If you’re self-designing a brochurebusiness card, or any other printed piece, there are a few things that you need to take into consideration before you send your file to your printer.

At AlphaGraphics of New Bern, our state-of-the-art printers help ensure that your printed collateral looks as good as you originally intended.  

We want to share with you a few tips on how you can set up your files so that the final product looks exactly as you intended. This will help cut down on uncertainty and will allow you to focus on creating the perfect design.

Before we begin this list of tips, we’d like to talk about the design files themselves. The ideal format is a print-ready .pdf. However, we can work with Illustrator, InDesign, and in some cases, Adobe Photoshop files. 

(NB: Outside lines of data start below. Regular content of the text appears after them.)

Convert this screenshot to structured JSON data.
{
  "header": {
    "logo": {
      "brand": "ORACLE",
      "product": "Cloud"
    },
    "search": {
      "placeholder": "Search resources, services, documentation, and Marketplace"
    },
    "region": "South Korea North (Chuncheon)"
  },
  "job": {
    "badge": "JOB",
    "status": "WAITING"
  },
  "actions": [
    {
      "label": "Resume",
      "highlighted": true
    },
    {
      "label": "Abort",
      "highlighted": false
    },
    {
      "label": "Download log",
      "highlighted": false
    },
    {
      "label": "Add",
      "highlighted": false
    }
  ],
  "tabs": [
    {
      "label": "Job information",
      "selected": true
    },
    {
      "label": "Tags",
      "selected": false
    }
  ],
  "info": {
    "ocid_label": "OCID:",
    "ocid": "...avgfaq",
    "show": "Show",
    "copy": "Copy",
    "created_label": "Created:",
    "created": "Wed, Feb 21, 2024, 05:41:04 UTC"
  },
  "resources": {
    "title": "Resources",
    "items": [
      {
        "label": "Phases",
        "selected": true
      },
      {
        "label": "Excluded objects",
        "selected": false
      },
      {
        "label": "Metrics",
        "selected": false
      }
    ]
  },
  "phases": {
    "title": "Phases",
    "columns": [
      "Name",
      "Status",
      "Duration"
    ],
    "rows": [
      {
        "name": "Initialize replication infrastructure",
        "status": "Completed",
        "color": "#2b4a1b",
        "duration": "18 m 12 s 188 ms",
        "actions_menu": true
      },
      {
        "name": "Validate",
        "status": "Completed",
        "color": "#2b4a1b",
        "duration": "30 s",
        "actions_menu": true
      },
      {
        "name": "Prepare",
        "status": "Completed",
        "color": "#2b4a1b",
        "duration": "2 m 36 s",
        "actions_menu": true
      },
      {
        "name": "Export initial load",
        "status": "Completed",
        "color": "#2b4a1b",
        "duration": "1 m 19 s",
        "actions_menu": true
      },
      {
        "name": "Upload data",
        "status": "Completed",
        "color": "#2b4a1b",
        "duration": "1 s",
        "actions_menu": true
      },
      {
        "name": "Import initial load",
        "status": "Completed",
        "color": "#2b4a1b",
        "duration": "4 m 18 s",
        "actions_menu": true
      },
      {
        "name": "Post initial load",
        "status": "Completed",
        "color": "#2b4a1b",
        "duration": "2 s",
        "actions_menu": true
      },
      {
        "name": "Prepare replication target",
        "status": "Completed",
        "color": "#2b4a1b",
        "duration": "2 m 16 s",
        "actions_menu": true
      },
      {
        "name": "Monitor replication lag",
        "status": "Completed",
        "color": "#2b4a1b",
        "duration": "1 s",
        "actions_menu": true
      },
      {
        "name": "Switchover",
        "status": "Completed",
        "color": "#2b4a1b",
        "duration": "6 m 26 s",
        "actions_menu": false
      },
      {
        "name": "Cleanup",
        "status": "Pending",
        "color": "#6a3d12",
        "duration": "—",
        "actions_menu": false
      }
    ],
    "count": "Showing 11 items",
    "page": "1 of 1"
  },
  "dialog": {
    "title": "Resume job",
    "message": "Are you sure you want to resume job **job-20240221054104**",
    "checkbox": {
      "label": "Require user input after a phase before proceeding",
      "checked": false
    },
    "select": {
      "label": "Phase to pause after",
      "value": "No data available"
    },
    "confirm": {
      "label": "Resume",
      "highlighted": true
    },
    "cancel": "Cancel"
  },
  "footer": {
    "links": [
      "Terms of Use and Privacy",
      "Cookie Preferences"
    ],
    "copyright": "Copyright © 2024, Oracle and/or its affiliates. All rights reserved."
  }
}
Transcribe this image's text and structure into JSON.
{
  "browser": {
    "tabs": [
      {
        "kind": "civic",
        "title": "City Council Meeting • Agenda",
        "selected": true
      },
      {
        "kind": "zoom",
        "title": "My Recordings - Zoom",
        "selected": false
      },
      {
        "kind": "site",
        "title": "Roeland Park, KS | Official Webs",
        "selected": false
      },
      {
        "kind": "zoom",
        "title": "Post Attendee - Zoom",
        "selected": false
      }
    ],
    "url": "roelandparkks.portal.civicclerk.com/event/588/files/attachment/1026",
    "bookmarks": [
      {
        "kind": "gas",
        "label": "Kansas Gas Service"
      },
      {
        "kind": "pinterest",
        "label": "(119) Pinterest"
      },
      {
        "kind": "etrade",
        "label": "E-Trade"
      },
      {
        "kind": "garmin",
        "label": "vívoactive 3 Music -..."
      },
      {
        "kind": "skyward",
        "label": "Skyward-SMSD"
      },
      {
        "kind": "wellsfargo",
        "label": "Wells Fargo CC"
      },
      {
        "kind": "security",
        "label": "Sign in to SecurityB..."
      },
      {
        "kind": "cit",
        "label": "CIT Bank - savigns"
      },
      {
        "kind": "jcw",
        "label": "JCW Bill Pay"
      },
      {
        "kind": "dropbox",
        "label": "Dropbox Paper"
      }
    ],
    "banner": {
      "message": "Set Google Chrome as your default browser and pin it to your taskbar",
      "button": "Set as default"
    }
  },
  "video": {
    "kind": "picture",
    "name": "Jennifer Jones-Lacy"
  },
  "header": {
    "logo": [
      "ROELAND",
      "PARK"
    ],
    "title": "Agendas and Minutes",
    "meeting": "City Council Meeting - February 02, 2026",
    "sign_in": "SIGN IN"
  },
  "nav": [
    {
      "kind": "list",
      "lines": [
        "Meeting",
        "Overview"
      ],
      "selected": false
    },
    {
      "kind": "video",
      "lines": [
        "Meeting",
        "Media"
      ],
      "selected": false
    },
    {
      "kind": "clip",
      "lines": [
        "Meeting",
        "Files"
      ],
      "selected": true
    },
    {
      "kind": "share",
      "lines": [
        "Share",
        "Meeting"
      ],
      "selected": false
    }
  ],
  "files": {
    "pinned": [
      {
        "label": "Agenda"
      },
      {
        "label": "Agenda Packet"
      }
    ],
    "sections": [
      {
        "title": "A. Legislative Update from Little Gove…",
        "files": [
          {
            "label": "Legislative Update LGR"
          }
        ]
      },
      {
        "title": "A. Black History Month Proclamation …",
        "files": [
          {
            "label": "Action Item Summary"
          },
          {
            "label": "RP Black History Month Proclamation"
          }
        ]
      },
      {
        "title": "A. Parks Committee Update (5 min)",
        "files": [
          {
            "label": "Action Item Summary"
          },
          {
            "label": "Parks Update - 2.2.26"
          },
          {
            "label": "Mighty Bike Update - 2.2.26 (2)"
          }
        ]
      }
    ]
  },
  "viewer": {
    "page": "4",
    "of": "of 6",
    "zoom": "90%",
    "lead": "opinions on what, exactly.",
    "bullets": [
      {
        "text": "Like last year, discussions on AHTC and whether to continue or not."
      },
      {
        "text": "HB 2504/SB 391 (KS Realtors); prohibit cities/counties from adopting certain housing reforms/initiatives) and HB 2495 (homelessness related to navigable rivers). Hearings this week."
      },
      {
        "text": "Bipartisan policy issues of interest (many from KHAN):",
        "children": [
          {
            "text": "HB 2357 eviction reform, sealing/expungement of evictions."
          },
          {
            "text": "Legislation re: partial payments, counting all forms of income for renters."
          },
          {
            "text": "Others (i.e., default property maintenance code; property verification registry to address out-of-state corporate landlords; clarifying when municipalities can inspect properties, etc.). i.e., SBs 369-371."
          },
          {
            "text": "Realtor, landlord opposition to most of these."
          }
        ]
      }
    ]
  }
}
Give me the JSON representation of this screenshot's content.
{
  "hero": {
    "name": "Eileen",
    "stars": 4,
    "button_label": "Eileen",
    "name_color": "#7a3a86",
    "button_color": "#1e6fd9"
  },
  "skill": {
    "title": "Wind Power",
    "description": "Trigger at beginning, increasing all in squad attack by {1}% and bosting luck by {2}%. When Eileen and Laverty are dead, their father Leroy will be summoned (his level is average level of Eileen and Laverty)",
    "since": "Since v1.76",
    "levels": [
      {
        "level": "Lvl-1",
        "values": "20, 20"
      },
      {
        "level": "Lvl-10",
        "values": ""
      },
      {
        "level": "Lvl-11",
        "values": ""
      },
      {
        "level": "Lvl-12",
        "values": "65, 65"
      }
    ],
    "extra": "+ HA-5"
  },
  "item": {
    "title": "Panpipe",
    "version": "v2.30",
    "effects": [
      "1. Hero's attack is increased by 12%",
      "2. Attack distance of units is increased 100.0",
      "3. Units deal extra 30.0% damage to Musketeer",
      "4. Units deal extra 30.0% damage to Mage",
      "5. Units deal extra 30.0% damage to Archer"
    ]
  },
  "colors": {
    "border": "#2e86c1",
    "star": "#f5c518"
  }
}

Images

Graphic DesignerThe images that you see on your computer screen are not an accurate representation of what they will look like in print. This is due to your computer and its ability to use low-resolution images. Commercial printers require high-resolution images to ensure they look their very best. 

This is why you should set your images to at least 300DPI. The format of the file is also essential. Such formats as .JPG and .GIF are designed for the web. They don’t work well for print. They also lose quality over time as they’re saved and resaved to your computer. The ideal formats to use are TIFF or PNG.

Setting Up Your Document

Before you start your design, you’ll first need to set up the document. The width and length should match exactly with the final print size. For example, if you want an 11” by 6” card printed, you’ll need to set up your document dimensions to 11” in height and 6” in length. 

While 300DPI is the bare minimum resolution you can set your images, 600DPI is much better. It offers a much sharper image and will allow you to scale it as needed. Be sure to set the DPI of the images before you add them to your document. 

RGB vs. CMYK

color format Markus Spiske

The colors you see on your computer monitor are not an accurate representation of what you’ll see on the final printed product. This is due to the individual calibrations of computer and laptop monitors, which us an RGB color scheme. Commercial printers use a CMYK color scheme and use four inks to reproduce the entire color spectrum: cyan, magenta, yellow, and black. 

Before you begin your design, make sure that you’re designing in a CMYK color scheme, not an RGB one. The same goes for the images that you use as well. You should set them to CMYK before adding them to the document. If you’re unsure or need help, contact your printer before you begin your design.

Vector vs. Raster

A common error that we often see is when customers use the raster format for pieces that require a vector one. Raster is comprised of various pixels and is highly dependent upon resolution. This means that you can’t scale them up without the image becoming pixelated or blurry. 

The vector format uses a series of mathematical calculations to form shapes. This means you can scale them up or down, and they won’t lose quality as a raster would. If you’re unsure as to whether you should use a raster or vector format, give your printer a call.

Print Bleed and Layout

The bleed of the document is very important. It’s the area that is outside of the final printed area. Pay close attention to it as it will ensure that the final piece is printed to the edge of the document. It also allows for a margin of error after it’s cut to the required size.

The minimum bleed that you should use is 0.125 inches (1/8th of an inch). Depending on what you’re designing, it may require a greater bleed. Items that require framing or heavy card stock often need a much bigger bleed area.

The Live Area of your document is the spot where you place your text and important info. The Trim Line is the absolute finished size of the printed piece. For example, if the trim size is 7.25 in x 9.25 in, then the live area is 6.25 in x 8.25 in. For pieces that will require binding, pay close attention to the live area as it can get cut off if it’s too close to the spine or binding.

Printing Help in New Bern

The above tips can help ensure that what you see on your computer monitor is what you’ll see in real life. If you’re ready to start your next project or have any questions about setting up your files for printing, give us a call.

At AlphaGraphics of New Bern, we’re much more than a print shop. We’re also marketing experts who you can count on to help you when it comes time to market your business. To learn more about how AlphaGraphics of New Bern can produce and design your next project, you may email usrequest a quote or call us at (252) 633-3199.

AlphaGraphics of New Bern

Posted by AlphaGraphics of New Bern